This step was realised by making use of another open-source project – Bibframe2Schema.org*. Somewhat counter intuitively the core of this project is a SPARQL script, making you think you might need to fully implement an RDF triplestore to use it. Fortunately that is not the case. Taking inspiration from the project’s schemaise.py; a python script was produced to make use of the rdflib python module to simply create a memory triplestore from the contents of each RDF-XML file, then run the SPARQL query against it.
The SPARQL query uses INSERT commands to add Schema.org triples to those loaded into the store created from the BIBFRAME RDF files output form the pipeline’s first step. The final BIBFRAME/Schema.org cocktail of triples are output as RDF files for subsequent loading into the Knowledge Graph.

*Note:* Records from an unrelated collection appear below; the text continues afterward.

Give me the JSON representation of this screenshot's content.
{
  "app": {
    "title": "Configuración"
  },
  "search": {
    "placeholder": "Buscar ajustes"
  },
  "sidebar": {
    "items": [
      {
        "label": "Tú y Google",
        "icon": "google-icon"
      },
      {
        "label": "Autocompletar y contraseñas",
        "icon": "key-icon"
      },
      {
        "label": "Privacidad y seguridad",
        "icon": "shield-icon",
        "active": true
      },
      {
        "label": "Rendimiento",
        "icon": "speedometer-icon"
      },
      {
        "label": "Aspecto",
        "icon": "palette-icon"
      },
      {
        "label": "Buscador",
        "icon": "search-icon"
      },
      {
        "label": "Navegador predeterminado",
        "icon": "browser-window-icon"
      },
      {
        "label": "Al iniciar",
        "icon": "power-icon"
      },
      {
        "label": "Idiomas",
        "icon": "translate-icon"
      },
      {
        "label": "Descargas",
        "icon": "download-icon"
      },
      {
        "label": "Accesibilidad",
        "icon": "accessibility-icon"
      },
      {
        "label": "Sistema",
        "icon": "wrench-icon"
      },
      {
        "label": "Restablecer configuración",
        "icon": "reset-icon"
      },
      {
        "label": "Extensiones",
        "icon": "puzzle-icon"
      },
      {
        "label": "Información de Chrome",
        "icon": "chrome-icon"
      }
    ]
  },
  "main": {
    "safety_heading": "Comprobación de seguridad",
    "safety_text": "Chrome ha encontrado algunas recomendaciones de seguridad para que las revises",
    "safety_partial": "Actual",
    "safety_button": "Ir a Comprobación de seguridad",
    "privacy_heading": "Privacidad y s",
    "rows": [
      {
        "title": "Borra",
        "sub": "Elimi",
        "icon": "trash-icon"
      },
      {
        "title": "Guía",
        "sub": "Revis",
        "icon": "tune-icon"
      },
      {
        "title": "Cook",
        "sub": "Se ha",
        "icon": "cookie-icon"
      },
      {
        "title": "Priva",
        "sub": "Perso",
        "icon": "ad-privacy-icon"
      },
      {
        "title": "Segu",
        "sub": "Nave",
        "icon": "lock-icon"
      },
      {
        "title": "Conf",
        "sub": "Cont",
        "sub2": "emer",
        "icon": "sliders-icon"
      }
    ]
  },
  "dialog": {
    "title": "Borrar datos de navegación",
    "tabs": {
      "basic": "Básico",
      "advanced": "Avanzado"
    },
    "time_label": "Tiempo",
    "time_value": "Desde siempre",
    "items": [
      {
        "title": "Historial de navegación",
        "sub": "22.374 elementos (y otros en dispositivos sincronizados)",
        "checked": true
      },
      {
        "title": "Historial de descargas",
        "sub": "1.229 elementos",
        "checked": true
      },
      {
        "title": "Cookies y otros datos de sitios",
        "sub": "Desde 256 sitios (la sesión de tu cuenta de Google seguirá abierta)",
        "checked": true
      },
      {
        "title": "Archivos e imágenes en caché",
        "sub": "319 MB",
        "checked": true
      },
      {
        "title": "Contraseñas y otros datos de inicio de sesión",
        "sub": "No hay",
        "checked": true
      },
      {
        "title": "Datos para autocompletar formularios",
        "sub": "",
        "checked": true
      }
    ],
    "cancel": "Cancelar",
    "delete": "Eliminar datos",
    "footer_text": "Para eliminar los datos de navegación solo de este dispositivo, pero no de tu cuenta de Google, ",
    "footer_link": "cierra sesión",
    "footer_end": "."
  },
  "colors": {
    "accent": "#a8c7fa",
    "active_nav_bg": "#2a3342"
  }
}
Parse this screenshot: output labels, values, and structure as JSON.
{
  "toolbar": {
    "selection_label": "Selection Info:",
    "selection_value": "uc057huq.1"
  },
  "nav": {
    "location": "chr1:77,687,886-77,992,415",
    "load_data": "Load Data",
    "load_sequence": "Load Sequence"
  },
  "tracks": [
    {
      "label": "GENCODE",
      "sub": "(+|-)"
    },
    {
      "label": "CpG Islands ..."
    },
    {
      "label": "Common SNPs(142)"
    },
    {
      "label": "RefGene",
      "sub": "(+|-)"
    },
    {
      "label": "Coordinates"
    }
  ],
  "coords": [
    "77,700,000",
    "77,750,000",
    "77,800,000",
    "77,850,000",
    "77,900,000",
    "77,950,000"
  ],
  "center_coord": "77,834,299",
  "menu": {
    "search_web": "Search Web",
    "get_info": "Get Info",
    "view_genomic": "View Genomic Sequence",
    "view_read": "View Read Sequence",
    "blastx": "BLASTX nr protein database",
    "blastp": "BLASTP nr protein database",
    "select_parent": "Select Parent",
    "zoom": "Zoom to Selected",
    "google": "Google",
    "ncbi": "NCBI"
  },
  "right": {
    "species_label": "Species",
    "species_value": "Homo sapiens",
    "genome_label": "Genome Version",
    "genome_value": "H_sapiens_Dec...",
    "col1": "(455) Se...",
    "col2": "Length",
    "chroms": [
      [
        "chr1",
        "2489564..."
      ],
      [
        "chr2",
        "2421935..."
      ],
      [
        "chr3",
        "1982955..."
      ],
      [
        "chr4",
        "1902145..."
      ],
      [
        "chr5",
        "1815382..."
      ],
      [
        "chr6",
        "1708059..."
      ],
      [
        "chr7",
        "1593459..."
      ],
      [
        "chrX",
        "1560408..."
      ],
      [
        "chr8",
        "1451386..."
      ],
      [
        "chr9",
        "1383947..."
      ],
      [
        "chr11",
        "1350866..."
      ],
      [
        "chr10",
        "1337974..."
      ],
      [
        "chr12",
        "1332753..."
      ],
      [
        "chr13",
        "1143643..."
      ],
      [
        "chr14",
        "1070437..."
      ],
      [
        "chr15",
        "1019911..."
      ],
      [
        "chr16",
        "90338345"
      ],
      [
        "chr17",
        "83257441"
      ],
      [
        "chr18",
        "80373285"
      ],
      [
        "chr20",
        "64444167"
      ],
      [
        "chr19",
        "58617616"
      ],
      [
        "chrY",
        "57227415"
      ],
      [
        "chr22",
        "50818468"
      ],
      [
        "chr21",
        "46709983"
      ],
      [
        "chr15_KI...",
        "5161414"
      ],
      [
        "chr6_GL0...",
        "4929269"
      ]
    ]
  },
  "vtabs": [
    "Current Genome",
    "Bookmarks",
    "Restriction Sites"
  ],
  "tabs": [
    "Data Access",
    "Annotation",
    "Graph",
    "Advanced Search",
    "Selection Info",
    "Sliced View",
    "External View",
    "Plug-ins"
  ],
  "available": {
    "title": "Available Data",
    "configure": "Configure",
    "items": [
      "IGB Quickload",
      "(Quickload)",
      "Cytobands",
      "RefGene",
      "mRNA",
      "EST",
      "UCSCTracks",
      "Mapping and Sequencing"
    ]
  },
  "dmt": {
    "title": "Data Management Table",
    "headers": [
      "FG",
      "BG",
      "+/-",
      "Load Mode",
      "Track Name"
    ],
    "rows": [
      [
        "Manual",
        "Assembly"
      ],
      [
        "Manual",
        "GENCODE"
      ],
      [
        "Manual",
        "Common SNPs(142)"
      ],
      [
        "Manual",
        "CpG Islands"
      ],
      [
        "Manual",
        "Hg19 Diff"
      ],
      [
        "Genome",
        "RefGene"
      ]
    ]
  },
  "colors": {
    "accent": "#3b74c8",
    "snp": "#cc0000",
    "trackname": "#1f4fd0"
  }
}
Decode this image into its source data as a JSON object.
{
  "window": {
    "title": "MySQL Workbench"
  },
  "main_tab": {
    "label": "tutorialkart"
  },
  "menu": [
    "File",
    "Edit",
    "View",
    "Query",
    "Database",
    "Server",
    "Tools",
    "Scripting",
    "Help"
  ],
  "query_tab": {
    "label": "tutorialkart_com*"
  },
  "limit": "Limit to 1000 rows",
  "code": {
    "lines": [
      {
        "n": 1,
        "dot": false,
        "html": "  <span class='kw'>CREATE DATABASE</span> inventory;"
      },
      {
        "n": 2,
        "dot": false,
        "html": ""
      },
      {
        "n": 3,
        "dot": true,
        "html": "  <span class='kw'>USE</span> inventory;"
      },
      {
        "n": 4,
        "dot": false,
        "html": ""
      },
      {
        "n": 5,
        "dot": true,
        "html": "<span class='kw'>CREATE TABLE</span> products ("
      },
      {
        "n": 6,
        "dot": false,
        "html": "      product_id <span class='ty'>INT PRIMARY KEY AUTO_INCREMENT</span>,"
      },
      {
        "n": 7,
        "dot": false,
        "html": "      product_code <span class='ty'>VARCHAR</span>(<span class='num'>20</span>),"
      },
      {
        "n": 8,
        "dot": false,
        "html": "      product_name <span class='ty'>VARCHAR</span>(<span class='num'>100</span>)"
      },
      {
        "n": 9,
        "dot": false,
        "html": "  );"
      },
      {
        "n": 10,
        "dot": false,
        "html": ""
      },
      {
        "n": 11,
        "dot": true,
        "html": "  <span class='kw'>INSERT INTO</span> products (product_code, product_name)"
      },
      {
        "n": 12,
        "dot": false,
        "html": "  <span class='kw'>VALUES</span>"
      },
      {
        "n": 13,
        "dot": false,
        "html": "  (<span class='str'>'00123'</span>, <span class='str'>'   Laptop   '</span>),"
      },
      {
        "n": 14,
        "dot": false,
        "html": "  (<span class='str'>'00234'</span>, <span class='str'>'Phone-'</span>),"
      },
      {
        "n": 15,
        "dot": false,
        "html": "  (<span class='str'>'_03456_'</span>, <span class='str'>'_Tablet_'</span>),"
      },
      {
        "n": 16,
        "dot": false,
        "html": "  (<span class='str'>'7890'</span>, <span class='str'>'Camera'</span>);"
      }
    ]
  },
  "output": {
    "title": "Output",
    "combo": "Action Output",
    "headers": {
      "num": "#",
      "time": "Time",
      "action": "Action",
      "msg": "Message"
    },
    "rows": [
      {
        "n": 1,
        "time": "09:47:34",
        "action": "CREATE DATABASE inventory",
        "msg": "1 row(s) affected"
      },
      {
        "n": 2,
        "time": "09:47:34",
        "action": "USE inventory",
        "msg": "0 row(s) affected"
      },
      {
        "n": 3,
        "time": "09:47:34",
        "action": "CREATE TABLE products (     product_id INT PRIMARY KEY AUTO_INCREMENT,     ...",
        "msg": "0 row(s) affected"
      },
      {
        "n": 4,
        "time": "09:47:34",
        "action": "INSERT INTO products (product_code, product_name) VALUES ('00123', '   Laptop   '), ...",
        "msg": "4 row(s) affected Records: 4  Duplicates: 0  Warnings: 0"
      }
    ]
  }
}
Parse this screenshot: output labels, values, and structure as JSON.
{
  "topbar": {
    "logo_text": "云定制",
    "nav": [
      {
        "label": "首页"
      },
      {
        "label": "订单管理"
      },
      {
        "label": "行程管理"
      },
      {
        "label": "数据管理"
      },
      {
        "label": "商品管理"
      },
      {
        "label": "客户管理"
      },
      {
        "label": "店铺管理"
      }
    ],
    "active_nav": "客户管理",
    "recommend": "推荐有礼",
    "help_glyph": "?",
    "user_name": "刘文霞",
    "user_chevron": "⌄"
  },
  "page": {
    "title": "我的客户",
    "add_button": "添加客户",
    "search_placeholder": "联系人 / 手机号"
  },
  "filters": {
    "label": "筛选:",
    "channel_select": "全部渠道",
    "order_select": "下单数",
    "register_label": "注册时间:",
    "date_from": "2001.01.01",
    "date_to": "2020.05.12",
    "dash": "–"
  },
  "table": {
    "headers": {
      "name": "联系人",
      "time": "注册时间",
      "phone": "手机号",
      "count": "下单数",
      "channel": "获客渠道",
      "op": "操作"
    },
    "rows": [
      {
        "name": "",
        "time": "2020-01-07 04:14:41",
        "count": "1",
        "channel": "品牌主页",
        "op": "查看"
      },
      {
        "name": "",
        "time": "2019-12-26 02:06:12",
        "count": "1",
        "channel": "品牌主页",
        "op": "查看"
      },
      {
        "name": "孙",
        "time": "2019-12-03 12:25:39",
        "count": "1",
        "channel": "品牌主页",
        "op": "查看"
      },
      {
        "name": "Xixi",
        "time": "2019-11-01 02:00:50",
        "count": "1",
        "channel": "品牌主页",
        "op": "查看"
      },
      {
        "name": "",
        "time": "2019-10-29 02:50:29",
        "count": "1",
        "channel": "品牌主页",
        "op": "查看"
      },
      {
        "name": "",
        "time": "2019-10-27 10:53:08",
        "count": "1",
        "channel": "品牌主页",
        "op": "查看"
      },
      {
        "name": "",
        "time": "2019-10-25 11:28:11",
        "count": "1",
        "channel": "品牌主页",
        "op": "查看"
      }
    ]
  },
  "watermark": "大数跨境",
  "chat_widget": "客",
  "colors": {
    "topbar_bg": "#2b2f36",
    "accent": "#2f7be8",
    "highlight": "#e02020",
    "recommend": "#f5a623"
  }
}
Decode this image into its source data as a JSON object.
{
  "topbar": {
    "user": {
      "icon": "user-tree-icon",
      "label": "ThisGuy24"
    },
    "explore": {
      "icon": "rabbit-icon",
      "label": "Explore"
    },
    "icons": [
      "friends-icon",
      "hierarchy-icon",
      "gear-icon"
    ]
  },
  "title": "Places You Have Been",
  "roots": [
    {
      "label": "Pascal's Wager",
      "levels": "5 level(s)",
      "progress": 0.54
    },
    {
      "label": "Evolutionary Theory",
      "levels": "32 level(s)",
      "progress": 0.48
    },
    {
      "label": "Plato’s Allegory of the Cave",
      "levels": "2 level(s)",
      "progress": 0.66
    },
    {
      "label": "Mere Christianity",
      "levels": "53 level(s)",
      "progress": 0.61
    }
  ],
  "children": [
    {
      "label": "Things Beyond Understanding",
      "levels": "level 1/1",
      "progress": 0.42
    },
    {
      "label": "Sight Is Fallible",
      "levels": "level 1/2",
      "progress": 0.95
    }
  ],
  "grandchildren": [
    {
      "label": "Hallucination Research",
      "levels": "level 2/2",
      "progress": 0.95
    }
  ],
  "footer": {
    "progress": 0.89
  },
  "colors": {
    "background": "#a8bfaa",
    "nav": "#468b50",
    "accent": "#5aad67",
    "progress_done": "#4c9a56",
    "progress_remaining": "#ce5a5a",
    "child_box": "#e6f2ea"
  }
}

Using python scripting components shared with the marc2bibframe wrapping scripts, this step has been created to either be tested locally, or run as AWS Lambda processes. Picking up the RDF-XML input files in S3 where they were placed by the first step.
It is never that simple
For the vast majority of needs these two pipeline steps work together well, producing often thousands of RDF files for loading into the Knowledge Graph every day.
However things are never that simple in significant production oriented projects. There are invariably site specific tweaks required to get the results you need from the open-source modules you use. In our case such tweaks included: changing hash URIs to externally referenceable slash URIs; replacing blank nodes with URIs; and correcting a couple of anomalies with the assignment of subject URIs in the LoC script.
Fortunately the schemaise.py script already had the capability to call pre and post processing python modules, which allowed the introduction of some bespoke logic without diverging from the methods of operation of the open-source modules.
And into the graph…
The output from all the pipelines, including ILS, are RDF data files ready for loading into the Knowledge Graph using the standard APIs made available by GraphDB. As entity descriptions are loaded into the Knowledge Graph, reconciliation and consolidation processes are triggered which result in a single real world entity view for users of the system. My next post will provide an insight into how that is achieved.
*Richard Wallis is Chair of the Bibframe2Schema.rg W3C Community Group.
See Richard presenting in person on this and other aspects of this project at the following upcoming conferences:
- SWIB 23 Semantic Web in Libraries Conference September 12th 2023 , Berlin Germany
- BIBFRAME Workshop in Europe September 19th 2023, Brussels Belgium